I saw this post this morning from the European Space Agency, highlighting the lack of rain fall all across Europe this summer.
Dry soil resulting from Europe’s exceptionally warm and dry autumn is being monitored by ESA’s SMOS water mission. The images here show the stark comparison between soil moisture in November 2010 and November 2011.
Like the most of the year, this autumn has been particularly dry. In the Netherlands, for example, just 9 mm of rain fell in November, compared to the average of 82 mm. According to the Royal Netherlands Meteorological Institute KNMI, November was the driest since records began in 1906.
Prolonged dry weather in Germany is not only disrupting shipping in the Rhine and Elbe rivers, but has also recently sparked a forest fire in Bavaria.
The UK Environment Agency says that even if England experiences average rainfall over winter and spring, parts of the country are unlikely to see a full recovery from drought conditions in 2012...While these maps offer an interesting snapshot, the information is important for a better understanding of the water cycle and, in particular, the exchange processes between Earth’s surface and the atmosphere." Click here to read the whole story.
In April, there was already concern about the low levels of Swiss lakes:
"According to a report by the Swiss Federal Environment Office, the levels of the lakes in Biel, Murten and Neuchâtel are far lower than they should be for April. Lake Biel, for example, is about 40 centimetres shallower than normal, and ten centimetres lower than it was at its previous all-time low for an April 3rd, which was recorded in 1993." (link)
After the summer, the lack of water continues to be news:
"The extraordinary autumn dry spell is having a significant impact on transport, power generation, tourism and aquatic life in Switzerland.
"It’s not just the autumn, the beginning of the year was also historically dry, leading to a dramatic roll-on effect.

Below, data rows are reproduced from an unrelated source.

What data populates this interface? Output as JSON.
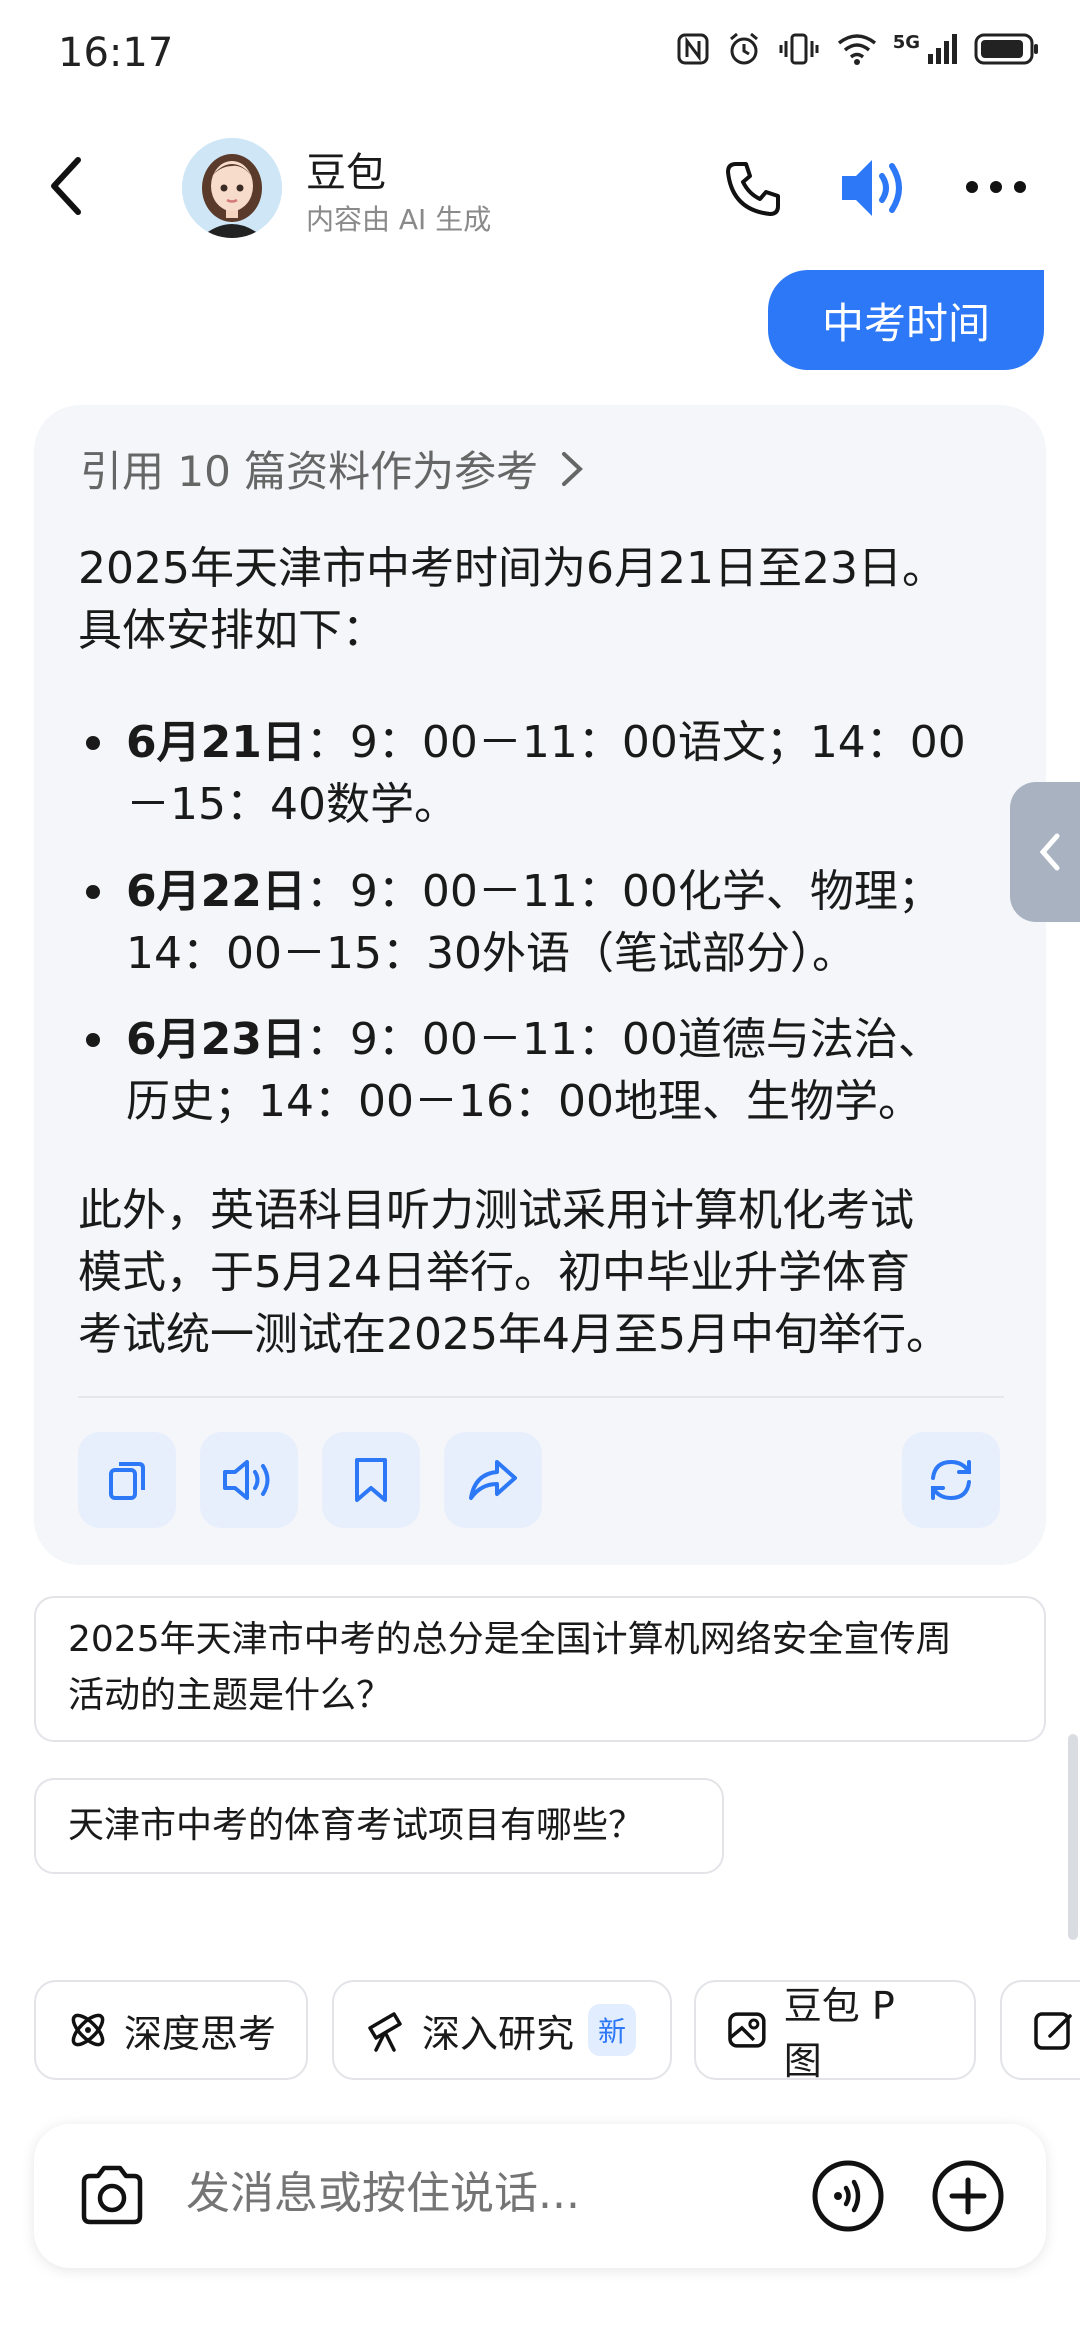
{
  "status_bar": {
    "time": "16:17",
    "network": "5G"
  },
  "header": {
    "title": "豆包",
    "subtitle": "内容由 AI 生成"
  },
  "user_message": "中考时间",
  "answer": {
    "reference": "引用 10 篇资料作为参考",
    "intro_1": "2025年天津市中考时间为6月21日至23日。",
    "intro_2": "具体安排如下：",
    "items": [
      {
        "date": "6月21日",
        "line1": "：9：00－11：00语文；14：00",
        "line2": "－15：40数学。"
      },
      {
        "date": "6月22日",
        "line1": "：9：00－11：00化学、物理；",
        "line2": "14：00－15：30外语（笔试部分）。"
      },
      {
        "date": "6月23日",
        "line1": "：9：00－11：00道德与法治、",
        "line2": "历史；14：00－16：00地理、生物学。"
      }
    ],
    "outro_1": "此外，英语科目听力测试采用计算机化考试",
    "outro_2": "模式，于5月24日举行。初中毕业升学体育",
    "outro_3": "考试统一测试在2025年4月至5月中旬举行。"
  },
  "suggestions": [
    {
      "line1": "2025年天津市中考的总分是全国计算机网络安全宣传周",
      "line2": "活动的主题是什么？"
    },
    {
      "line1": "天津市中考的体育考试项目有哪些？"
    }
  ],
  "tools": [
    {
      "label": "深度思考"
    },
    {
      "label": "深入研究",
      "badge": "新"
    },
    {
      "label": "豆包 P 图"
    }
  ],
  "input": {
    "placeholder": "发消息或按住说话..."
  },
  "colors": {
    "accent": "#2c78f6",
    "card_bg": "#f4f6f9"
  }
}
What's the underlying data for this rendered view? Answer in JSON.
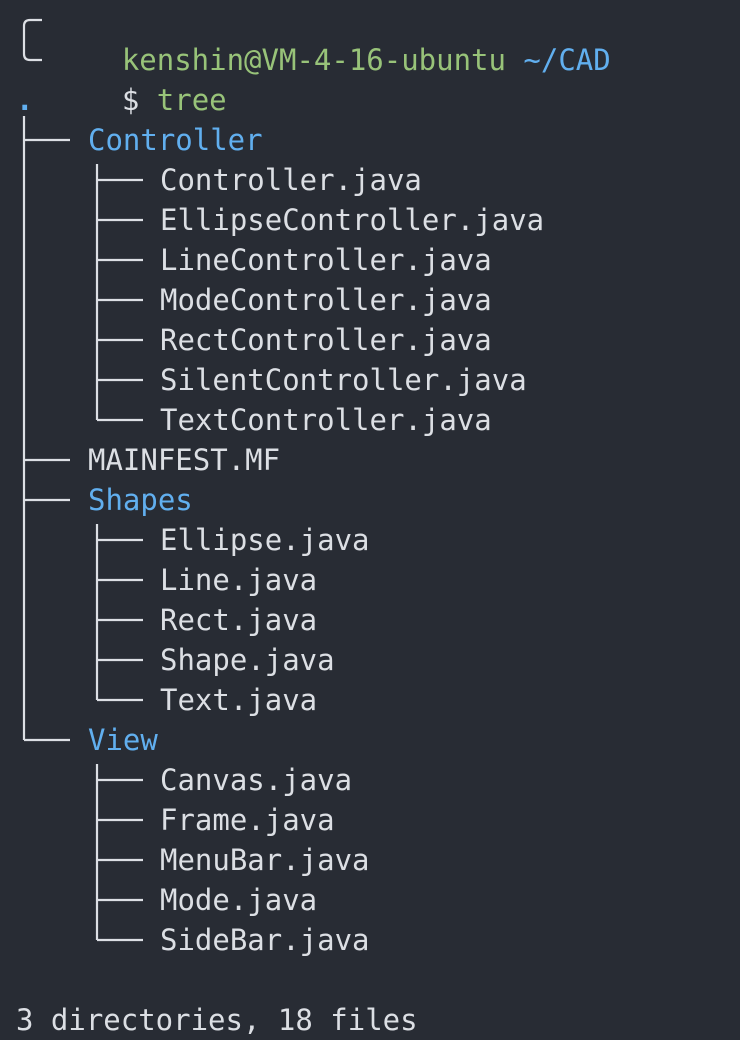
{
  "prompt": {
    "user_host": "kenshin@VM-4-16-ubuntu",
    "cwd": "~/CAD",
    "symbol": "$",
    "command": "tree"
  },
  "tree": {
    "root": ".",
    "entries": [
      {
        "name": "Controller",
        "kind": "directory",
        "depth": 1
      },
      {
        "name": "Controller.java",
        "kind": "file",
        "depth": 2
      },
      {
        "name": "EllipseController.java",
        "kind": "file",
        "depth": 2
      },
      {
        "name": "LineController.java",
        "kind": "file",
        "depth": 2
      },
      {
        "name": "ModeController.java",
        "kind": "file",
        "depth": 2
      },
      {
        "name": "RectController.java",
        "kind": "file",
        "depth": 2
      },
      {
        "name": "SilentController.java",
        "kind": "file",
        "depth": 2
      },
      {
        "name": "TextController.java",
        "kind": "file",
        "depth": 2
      },
      {
        "name": "MAINFEST.MF",
        "kind": "file",
        "depth": 1
      },
      {
        "name": "Shapes",
        "kind": "directory",
        "depth": 1
      },
      {
        "name": "Ellipse.java",
        "kind": "file",
        "depth": 2
      },
      {
        "name": "Line.java",
        "kind": "file",
        "depth": 2
      },
      {
        "name": "Rect.java",
        "kind": "file",
        "depth": 2
      },
      {
        "name": "Shape.java",
        "kind": "file",
        "depth": 2
      },
      {
        "name": "Text.java",
        "kind": "file",
        "depth": 2
      },
      {
        "name": "View",
        "kind": "directory",
        "depth": 1
      },
      {
        "name": "Canvas.java",
        "kind": "file",
        "depth": 2
      },
      {
        "name": "Frame.java",
        "kind": "file",
        "depth": 2
      },
      {
        "name": "MenuBar.java",
        "kind": "file",
        "depth": 2
      },
      {
        "name": "Mode.java",
        "kind": "file",
        "depth": 2
      },
      {
        "name": "SideBar.java",
        "kind": "file",
        "depth": 2
      }
    ]
  },
  "summary": "3 directories, 18 files",
  "colors": {
    "background": "#282c34",
    "prompt_green": "#98c379",
    "directory_blue": "#61afef",
    "file_text": "#dcdfe4"
  }
}
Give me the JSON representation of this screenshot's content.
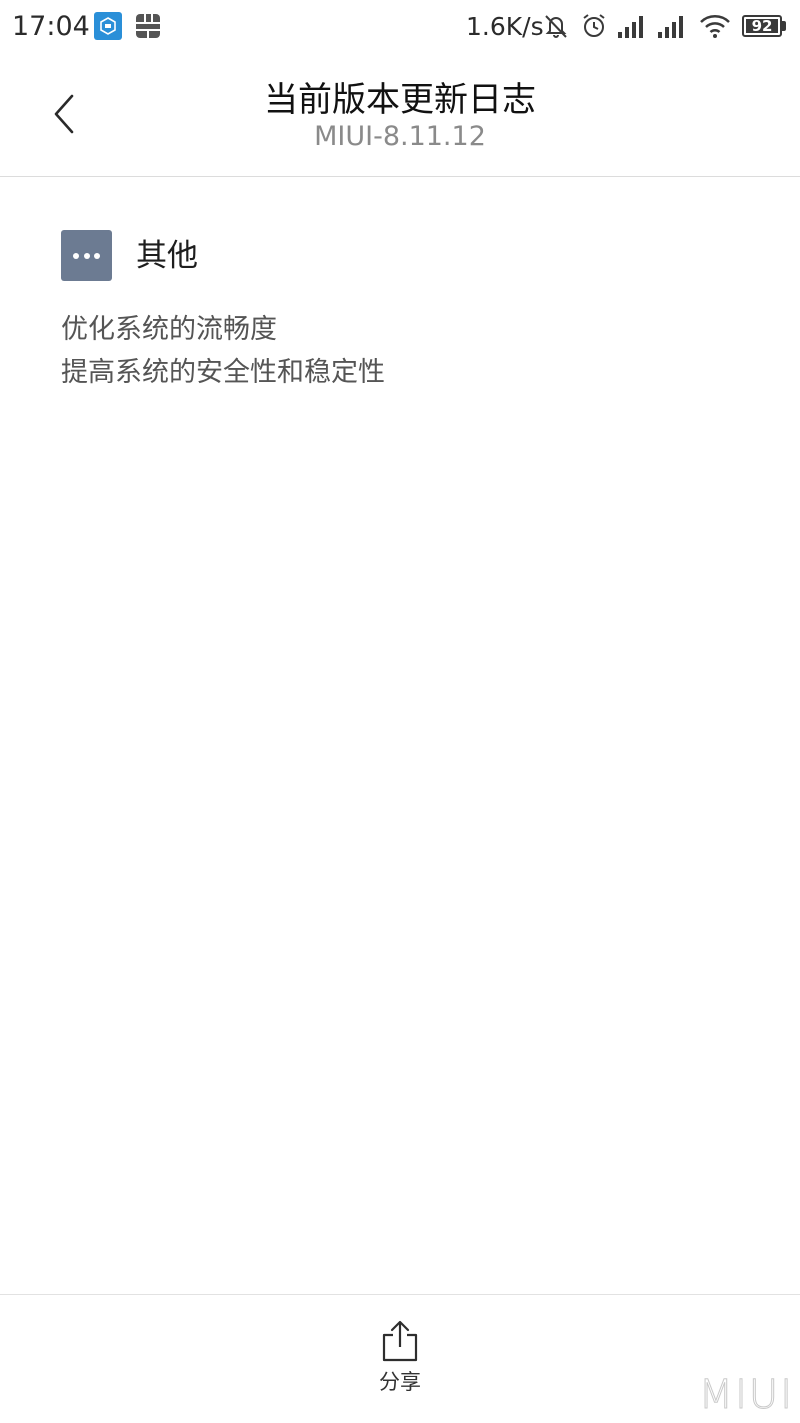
{
  "status_bar": {
    "time": "17:04",
    "net_speed": "1.6K/s",
    "battery_level": "92",
    "icons": [
      "app-notification-icon",
      "sim-card-icon",
      "mute-icon",
      "alarm-icon",
      "signal-icon",
      "signal-icon",
      "wifi-icon",
      "battery-icon"
    ]
  },
  "header": {
    "title": "当前版本更新日志",
    "subtitle": "MIUI-8.11.12",
    "back_icon": "chevron-left-icon"
  },
  "section": {
    "icon": "more-dots-icon",
    "title": "其他",
    "notes": [
      "优化系统的流畅度",
      "提高系统的安全性和稳定性"
    ]
  },
  "bottom_bar": {
    "share_label": "分享",
    "share_icon": "share-icon"
  },
  "watermark": "MIUI",
  "colors": {
    "section_icon_bg": "#6c7b92",
    "app_icon_bg": "#2a8fd8"
  }
}
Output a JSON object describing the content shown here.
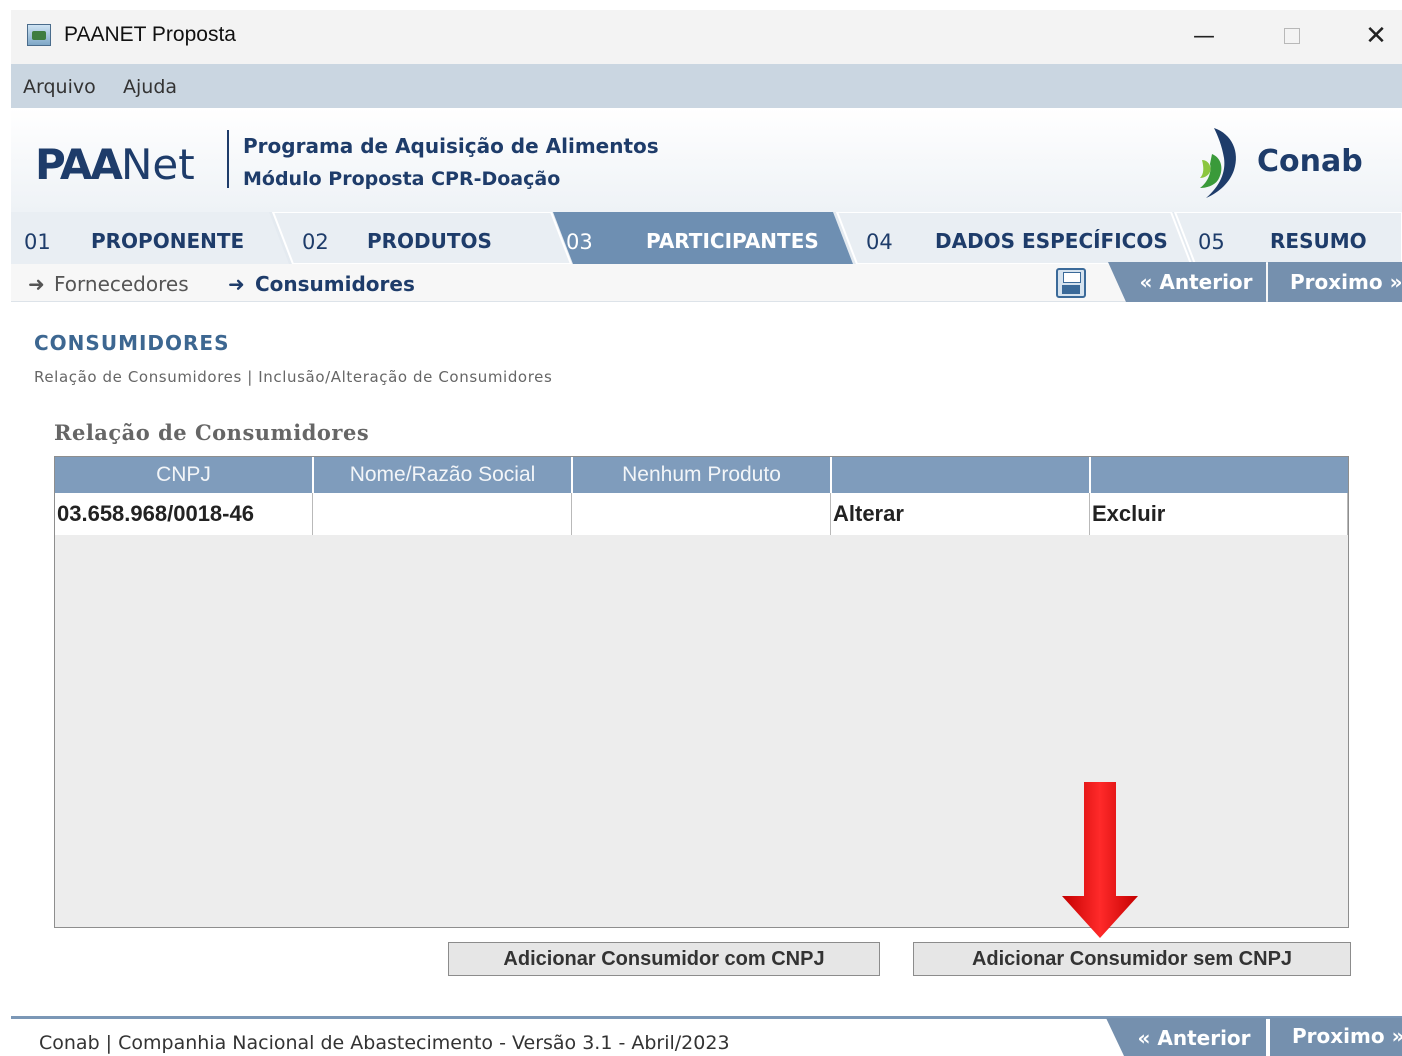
{
  "window": {
    "title": "PAANET Proposta"
  },
  "menu": {
    "items": [
      "Arquivo",
      "Ajuda"
    ]
  },
  "header": {
    "logo_paa": "PAA",
    "logo_net": "Net",
    "program_line1": "Programa de Aquisição de Alimentos",
    "program_line2": "Módulo Proposta CPR-Doação",
    "org_logo_text": "Conab"
  },
  "tabs": [
    {
      "num": "01",
      "label": "PROPONENTE",
      "active": false
    },
    {
      "num": "02",
      "label": "PRODUTOS",
      "active": false
    },
    {
      "num": "03",
      "label": "PARTICIPANTES",
      "active": true
    },
    {
      "num": "04",
      "label": "DADOS ESPECÍFICOS",
      "active": false
    },
    {
      "num": "05",
      "label": "RESUMO",
      "active": false
    }
  ],
  "subnav": {
    "items": [
      {
        "label": "Fornecedores",
        "active": false
      },
      {
        "label": "Consumidores",
        "active": true
      }
    ],
    "prev_label": "Anterior",
    "next_label": "Proximo"
  },
  "section": {
    "title": "CONSUMIDORES",
    "subtitle": "Relação de Consumidores | Inclusão/Alteração de Consumidores"
  },
  "table": {
    "title": "Relação de Consumidores",
    "columns": [
      "CNPJ",
      "Nome/Razão Social",
      "Nenhum Produto",
      "",
      ""
    ],
    "rows": [
      [
        "03.658.968/0018-46",
        "",
        "",
        "Alterar",
        "Excluir"
      ]
    ]
  },
  "buttons": {
    "add_with_cnpj": "Adicionar Consumidor com CNPJ",
    "add_without_cnpj": "Adicionar Consumidor sem CNPJ"
  },
  "footer": {
    "text": "Conab | Companhia Nacional de Abastecimento - Versão 3.1 - Abril/2023",
    "prev_label": "Anterior",
    "next_label": "Proximo"
  },
  "colors": {
    "brand_blue": "#1e3c6a",
    "tab_active": "#6e8fb2",
    "table_header": "#7f9cbc",
    "annotation_arrow": "#e60000"
  },
  "icons": [
    "app-icon",
    "minimize-icon",
    "maximize-icon",
    "close-icon",
    "conab-logo-icon",
    "arrow-right-icon",
    "save-icon",
    "double-chevron-left-icon",
    "double-chevron-right-icon",
    "red-down-arrow"
  ]
}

"Figures compiled by the national weather service MeteoSwiss show precipitation levels in western Switzerland and the Rhone valley for 2011 so far (January 1 to November 19) are the lowest since records began in 1864." (link)